Patent Citations
Cited PatentFiling datePublication dateApplicantTitle
US3620326 *Feb 20, 1970Nov 16, 1971Us NavyAthermal acoustic lens
US3982223 *Jul 10, 1972Sep 21, 1976Stanford Research InstituteComposite acoustic lens
US4553629 *Apr 7, 1980Nov 19, 1985The United States Of America As Represented By The Secretary Of The NavyEllipticized acoustical lens providing balanced astigmatism
US4629030 *Apr 25, 1985Dec 16, 1986Ferralli Michael WPhase coherent acoustic transducer
US4844198 *Apr 7, 1988Jul 4, 1989Ferralli Michael WPlane wave focusing lens
US5269292 *Sep 13, 1991Dec 14, 1993Siemens AktiengesellschaftPressure pulse source having a positive lens with a pressure sensor
DE3924919A1 *Jul 27, 1989Feb 1, 1990Olympus Optical CoAkustische linsenvorrichtung
Non-Patent Citations
Reference
1"Das Elektromagnetische Stosswellensystem von Siemens," buchholtz et al., Siemens AG, Bereich Medizinische Technik, Nov., 1991, pp. 29-33.
2 *Das Elektromagnetische Stosswellensystem von Siemens, buchholtz et al., Siemens AG, Bereich Medizinische Technik, Nov., 1991, pp. 29 33.
Referenced by
Citing PatentFiling datePublication dateApplicantTitle
US6068080 *Apr 13, 1998May 30, 2000Lacarrubba; EmanuelApparatus for the redistribution of acoustic energy
US6088641 *Apr 29, 1996Jul 11, 2000Brose Fahrzeugteile Gmbh & Co. KgMethod and device for controlling a movable object
US6443682Feb 26, 2001Sep 3, 2002Jeffrey D. MarshApparatus for binding and trimming a perfect bound book
US7694947Feb 21, 2006Apr 13, 2010Perfect Systems, LlcApparatus and method of on demand printing, binding, and trimming a perfect bound book
US7963733Aug 18, 2009Jun 21, 2011Perfect Systems, LlcApparatus for and a method of binding of a perfect bound book
US8739730Dec 16, 2010Jun 3, 2014Jeffrey D. MarshApparatus for and a method of determining condition of hot melt adhesive for binding of a perfect bound book
EP1072177A1 *Apr 13, 1999Jan 31, 2001LaCarrubba, EmanuelApparatus for the redistribution of acoustic energy
WO1997010468A1 *Apr 29, 1996Mar 20, 1997Brose FahrzeugteileMethod and device for controlling a movable object
Classifications
U.S. Classification181/176, 367/150
International ClassificationA61B17/225, A61B8/00, G10K11/30, H04R1/34, G01N29/28

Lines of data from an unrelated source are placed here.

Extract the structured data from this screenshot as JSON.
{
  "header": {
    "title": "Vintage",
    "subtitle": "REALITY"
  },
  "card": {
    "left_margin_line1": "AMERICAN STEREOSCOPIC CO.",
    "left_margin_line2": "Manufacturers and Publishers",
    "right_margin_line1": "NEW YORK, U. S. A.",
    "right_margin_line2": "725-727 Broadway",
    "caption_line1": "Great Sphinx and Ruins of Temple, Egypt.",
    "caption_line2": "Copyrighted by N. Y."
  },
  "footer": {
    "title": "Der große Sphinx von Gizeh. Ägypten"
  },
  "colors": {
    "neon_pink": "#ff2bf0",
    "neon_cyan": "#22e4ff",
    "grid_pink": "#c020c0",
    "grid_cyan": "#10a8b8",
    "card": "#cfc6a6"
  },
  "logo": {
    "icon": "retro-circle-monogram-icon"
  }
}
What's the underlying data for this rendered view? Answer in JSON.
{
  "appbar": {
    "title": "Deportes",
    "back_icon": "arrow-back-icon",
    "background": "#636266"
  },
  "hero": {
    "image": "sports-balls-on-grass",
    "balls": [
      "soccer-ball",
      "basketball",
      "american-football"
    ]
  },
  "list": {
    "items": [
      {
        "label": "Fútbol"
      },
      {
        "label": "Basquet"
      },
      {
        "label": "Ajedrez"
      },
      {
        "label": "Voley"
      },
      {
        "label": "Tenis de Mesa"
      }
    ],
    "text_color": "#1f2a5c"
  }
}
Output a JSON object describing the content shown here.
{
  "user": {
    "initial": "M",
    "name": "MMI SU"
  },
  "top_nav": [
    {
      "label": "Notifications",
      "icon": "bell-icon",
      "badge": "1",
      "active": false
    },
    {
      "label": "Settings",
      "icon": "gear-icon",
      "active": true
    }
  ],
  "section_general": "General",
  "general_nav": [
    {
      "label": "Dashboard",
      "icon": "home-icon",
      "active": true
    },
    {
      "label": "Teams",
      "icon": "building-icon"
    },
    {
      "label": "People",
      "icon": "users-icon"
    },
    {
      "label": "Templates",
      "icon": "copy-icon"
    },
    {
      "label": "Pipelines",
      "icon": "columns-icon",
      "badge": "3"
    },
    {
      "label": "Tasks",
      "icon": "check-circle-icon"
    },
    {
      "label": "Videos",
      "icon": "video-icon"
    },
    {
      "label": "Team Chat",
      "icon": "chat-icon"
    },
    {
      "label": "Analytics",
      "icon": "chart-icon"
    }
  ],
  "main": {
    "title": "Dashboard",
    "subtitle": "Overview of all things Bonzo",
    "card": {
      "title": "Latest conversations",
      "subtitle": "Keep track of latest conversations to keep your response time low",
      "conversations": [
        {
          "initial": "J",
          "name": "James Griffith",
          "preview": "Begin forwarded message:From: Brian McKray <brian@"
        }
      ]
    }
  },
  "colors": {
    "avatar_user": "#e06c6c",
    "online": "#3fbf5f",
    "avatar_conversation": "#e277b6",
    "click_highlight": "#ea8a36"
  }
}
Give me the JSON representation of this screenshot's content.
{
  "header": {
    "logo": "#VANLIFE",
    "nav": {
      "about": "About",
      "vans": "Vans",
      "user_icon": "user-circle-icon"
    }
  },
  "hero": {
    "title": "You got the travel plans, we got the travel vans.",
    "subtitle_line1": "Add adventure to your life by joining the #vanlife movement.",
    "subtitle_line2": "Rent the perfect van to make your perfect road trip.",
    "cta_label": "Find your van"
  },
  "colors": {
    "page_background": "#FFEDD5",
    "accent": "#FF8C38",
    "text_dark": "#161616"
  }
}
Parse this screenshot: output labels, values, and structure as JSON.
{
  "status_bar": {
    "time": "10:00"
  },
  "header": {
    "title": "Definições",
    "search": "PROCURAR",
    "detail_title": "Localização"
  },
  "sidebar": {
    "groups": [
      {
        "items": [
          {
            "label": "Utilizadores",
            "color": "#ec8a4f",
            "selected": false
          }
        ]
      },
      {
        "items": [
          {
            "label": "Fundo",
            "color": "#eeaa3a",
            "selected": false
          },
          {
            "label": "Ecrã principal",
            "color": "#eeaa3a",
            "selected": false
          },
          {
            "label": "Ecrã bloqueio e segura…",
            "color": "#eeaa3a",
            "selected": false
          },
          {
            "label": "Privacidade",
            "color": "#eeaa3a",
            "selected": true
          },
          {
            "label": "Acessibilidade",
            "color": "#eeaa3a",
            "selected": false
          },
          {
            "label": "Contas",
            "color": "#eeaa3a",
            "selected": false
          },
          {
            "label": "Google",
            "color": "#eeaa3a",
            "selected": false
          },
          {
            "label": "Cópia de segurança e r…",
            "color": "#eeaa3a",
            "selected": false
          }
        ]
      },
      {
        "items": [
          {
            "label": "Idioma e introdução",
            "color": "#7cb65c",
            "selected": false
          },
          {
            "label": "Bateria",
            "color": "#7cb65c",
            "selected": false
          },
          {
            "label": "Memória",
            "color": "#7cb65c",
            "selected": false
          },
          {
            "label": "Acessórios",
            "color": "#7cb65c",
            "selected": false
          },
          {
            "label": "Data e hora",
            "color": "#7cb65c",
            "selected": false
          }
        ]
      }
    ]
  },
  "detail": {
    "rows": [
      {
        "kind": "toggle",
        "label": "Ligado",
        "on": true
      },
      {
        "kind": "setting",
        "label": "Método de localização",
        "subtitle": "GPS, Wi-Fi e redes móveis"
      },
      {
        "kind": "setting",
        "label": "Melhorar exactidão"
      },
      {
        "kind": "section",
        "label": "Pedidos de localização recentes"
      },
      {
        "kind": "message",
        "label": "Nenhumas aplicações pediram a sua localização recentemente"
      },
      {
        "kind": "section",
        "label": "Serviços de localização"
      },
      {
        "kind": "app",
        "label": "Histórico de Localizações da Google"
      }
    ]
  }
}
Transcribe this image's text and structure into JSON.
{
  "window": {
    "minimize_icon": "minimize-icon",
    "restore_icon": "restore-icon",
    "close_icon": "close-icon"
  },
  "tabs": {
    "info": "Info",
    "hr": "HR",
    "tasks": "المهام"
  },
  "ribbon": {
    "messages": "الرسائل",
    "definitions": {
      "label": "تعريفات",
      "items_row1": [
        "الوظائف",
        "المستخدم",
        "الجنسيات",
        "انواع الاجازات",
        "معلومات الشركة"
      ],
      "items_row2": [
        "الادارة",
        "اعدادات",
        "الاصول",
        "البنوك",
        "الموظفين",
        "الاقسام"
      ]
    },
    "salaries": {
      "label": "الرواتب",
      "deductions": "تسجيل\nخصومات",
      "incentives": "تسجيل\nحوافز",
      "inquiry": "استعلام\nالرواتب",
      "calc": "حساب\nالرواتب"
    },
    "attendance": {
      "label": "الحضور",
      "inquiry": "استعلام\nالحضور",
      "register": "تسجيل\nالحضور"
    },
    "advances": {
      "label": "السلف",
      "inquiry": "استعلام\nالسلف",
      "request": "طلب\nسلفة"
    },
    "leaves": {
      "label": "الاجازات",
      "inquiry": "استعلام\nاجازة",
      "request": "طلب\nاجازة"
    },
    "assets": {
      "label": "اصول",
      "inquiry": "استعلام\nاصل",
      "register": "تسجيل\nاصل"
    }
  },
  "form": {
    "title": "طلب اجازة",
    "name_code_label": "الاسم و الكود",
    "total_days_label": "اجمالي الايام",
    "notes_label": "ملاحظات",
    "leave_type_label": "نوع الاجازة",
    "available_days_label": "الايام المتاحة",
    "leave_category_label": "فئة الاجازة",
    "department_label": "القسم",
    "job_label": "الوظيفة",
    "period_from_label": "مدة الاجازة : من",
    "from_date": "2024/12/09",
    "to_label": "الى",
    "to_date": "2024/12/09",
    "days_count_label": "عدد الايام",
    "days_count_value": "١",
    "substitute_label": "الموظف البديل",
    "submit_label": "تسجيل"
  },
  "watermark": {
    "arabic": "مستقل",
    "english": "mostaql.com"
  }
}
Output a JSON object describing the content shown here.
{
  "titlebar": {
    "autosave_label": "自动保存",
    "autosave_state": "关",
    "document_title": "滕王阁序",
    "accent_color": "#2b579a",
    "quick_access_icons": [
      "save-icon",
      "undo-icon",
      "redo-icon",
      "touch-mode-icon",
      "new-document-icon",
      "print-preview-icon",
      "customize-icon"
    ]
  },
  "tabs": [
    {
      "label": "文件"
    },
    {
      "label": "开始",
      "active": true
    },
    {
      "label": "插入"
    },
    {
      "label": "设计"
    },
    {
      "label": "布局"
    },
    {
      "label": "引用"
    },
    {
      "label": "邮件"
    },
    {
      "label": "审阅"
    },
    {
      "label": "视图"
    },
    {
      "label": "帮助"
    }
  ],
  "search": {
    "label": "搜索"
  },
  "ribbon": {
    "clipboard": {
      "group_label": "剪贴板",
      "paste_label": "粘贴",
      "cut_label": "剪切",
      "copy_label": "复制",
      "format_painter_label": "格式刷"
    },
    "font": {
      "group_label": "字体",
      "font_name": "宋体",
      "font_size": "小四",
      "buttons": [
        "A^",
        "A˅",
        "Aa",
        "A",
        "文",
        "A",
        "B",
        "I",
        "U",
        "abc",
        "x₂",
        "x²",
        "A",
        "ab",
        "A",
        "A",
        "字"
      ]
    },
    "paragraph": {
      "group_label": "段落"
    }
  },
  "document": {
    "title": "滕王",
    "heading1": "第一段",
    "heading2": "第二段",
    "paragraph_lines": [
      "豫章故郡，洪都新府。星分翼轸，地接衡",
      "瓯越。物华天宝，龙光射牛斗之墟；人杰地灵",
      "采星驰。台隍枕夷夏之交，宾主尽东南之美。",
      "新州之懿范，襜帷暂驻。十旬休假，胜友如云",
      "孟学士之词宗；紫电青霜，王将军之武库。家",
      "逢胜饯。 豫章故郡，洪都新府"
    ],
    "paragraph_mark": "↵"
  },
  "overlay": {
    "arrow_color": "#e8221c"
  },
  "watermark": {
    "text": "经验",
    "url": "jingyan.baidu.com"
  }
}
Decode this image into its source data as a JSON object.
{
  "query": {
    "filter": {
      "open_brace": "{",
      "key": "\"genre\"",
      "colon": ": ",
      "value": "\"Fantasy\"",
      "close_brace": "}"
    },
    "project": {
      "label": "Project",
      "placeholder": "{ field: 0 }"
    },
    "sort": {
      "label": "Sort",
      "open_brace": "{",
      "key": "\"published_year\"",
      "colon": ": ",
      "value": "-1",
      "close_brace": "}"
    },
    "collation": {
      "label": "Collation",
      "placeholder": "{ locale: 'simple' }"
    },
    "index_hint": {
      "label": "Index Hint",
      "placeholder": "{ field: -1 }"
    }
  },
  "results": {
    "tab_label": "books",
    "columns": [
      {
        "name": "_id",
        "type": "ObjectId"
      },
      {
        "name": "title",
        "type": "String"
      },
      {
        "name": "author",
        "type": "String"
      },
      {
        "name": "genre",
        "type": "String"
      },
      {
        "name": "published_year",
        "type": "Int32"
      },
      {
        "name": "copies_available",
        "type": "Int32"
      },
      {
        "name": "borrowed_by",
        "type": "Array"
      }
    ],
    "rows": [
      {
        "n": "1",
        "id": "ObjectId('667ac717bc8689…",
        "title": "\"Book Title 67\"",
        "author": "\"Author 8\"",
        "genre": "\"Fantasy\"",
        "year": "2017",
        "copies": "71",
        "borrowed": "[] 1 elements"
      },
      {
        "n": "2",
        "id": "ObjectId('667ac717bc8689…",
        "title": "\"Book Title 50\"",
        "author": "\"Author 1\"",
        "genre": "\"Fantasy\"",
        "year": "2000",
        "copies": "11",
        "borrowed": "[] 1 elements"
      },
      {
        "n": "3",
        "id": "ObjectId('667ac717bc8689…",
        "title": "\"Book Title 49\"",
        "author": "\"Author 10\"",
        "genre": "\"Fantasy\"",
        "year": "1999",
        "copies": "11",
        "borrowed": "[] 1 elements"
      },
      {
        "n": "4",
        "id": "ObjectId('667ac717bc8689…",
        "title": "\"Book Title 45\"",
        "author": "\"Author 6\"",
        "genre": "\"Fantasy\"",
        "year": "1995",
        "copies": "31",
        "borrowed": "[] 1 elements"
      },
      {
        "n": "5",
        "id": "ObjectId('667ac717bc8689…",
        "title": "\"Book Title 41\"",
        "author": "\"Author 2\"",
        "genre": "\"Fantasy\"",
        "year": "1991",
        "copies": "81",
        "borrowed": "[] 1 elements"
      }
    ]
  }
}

Cooperative ClassificationG10K11/30
European ClassificationG10K11/30
Legal Events
DateCodeEventDescription
Nov 5, 2002FPExpired due to failure to pay maintenance fee
Effective date: 20020906
Sep 6, 2002LAPSLapse for failure to pay maintenance fees
Mar 26, 2002REMIMaintenance fee reminder mailed
Feb 26, 1998FPAYFee payment
Year of fee payment: 4
Sep 23, 1993ASAssignment
Owner name: SIEMENS AKTIENGESELLSCHAFT, GERMANY
Free format text: ASSIGNMENT OF ASSIGNORS INTEREST;ASSIGNOR:ROHWEDDER, ARNIM;REEL/FRAME:006708/0113
Effective date: 19930909